Authorities.—The complete books (i.-v.) of the Histories were first printed in a Latin translation by Nicholas Perotti in 1473. The date of the first Greek edition, that by Obsopaeus, is 1530. For a full account of these and of later editions, as well as of the extant MSS., see Schweighäuser’s Preface to his edition of Polybius. Our knowledge of the contents of the fragmentary books is derived partly from quotations in ancient writers, but mainly from two collections of excerpts; one, probably the work of a late Byzantine compiler, was first printed) at Basel in 1549 and contains extracts from books vi.–xviii. (περὶ πρεσβείων, περὶ αρετῆς καὶ κακαίς); the other consists of two fragments from the “select passages” from Greek historians compiled by the directions of Constantine Porphyrogenitus in the 10th century. To these must be added the Vatican excerpts edited by Angelo Mai in the present century.

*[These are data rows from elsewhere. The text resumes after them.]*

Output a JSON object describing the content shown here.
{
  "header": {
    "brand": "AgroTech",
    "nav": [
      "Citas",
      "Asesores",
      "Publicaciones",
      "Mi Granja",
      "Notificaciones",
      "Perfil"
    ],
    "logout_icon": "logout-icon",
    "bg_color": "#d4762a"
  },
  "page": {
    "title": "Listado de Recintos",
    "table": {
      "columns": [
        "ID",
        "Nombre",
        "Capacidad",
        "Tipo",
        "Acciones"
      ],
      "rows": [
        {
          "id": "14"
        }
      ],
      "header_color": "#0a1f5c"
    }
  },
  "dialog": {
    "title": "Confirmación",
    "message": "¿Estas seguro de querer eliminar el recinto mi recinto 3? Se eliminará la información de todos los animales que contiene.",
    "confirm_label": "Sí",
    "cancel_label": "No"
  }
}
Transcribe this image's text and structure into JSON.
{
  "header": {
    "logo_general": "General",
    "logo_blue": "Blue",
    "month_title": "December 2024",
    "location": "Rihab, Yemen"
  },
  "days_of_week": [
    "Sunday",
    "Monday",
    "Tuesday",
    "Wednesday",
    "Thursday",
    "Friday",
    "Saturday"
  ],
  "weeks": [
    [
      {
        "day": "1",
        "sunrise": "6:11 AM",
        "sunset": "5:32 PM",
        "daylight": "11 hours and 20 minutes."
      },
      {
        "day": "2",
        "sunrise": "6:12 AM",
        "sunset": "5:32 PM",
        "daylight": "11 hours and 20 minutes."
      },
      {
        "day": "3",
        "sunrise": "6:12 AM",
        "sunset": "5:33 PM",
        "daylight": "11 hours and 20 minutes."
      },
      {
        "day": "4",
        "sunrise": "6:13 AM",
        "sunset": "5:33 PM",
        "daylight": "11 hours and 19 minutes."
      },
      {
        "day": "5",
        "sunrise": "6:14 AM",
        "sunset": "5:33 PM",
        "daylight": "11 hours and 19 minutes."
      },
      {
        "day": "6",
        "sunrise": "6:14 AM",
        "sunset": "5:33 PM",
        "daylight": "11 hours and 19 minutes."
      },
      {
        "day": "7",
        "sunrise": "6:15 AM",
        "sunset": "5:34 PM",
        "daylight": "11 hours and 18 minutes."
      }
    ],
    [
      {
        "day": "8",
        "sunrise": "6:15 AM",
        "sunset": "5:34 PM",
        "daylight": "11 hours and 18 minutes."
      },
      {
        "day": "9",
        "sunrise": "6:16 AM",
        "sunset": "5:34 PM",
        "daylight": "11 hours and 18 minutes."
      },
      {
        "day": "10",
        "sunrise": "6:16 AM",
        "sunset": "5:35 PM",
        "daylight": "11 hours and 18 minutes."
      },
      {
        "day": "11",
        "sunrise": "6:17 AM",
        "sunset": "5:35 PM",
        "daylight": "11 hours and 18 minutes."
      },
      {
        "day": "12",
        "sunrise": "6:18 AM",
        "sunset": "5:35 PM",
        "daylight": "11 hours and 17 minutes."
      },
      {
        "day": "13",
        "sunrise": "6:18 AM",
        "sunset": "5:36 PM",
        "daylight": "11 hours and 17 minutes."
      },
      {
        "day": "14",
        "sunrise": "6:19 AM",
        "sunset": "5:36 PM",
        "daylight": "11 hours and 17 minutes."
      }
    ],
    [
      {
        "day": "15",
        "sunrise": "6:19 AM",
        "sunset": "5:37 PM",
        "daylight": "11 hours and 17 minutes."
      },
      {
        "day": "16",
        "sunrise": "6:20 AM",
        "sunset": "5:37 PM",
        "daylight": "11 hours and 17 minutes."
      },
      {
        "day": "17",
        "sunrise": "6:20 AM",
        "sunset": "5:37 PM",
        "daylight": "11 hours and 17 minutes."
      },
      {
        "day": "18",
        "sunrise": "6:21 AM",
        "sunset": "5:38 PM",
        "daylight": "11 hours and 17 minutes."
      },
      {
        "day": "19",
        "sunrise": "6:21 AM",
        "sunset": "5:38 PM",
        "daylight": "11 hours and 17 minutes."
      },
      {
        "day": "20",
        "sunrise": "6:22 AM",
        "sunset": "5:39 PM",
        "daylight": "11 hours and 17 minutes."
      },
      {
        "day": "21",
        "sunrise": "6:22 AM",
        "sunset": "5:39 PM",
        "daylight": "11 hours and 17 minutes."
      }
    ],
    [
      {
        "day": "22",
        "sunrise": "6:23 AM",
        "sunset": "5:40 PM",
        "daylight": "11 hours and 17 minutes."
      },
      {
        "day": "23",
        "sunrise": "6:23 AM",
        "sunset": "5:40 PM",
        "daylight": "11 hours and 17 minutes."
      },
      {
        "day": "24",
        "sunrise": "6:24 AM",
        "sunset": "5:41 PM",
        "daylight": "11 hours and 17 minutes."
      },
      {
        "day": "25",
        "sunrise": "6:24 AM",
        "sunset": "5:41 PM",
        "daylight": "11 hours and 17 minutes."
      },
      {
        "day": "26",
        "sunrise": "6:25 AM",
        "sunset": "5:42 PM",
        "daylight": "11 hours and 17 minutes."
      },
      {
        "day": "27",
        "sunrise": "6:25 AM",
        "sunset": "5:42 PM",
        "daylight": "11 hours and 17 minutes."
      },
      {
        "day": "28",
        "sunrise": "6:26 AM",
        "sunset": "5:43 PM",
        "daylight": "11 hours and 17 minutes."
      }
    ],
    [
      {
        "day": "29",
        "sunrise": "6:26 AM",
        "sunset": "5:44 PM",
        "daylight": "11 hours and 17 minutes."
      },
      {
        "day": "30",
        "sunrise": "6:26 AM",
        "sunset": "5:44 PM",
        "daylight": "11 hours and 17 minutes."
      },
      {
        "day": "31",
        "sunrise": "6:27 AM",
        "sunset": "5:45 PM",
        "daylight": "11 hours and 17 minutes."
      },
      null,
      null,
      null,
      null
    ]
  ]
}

The following are the more important modern editions of Polybius: Ernesti (3 vols., 1763–1764); Schweighäuser (8 vols., 1793, and Oxford, 1823); Bekker (2 vols., 1844); L. Dindorf (4 vols., 1866–1868, 2nd ed., T. Büttner-Wobst, 5 vols., Leipzig, 1882–1904); Hultsch (4 vols., 1867–1871); J. L. Strachan-Davidson, Selections from Polybius (Oxford, 1888). For the literature of the subject, see Engelmann, Biblioth. script. class.: Script. graeci, pp. 646–650 (8th ed. Leipzig, 1880). See also W. W. Capes, The History of the Achaean League (London, 1888); F. Susemihl, Gesch. d. griech. Litteratur in d. Alexandrinerzeit, ii. 80–128 (Leipzig, 1891–1892); O. Cuntz, Polybios und sein Werk (Leipzig, 1902); R. v. Scala, Die Studien des Polybios (Stuttgart, 1890); J. B. Bury, Ancient Greek Historians (1909), “a whole-hearted appreciation of Polybius”; J. L. Strachan-Davidson, in Hellenica, pp. 353–387 (London, 1898), and in Appendix II. to Selections from Polybius pp. 642–668 (Oxford, 1888). (H. F. P.; X.)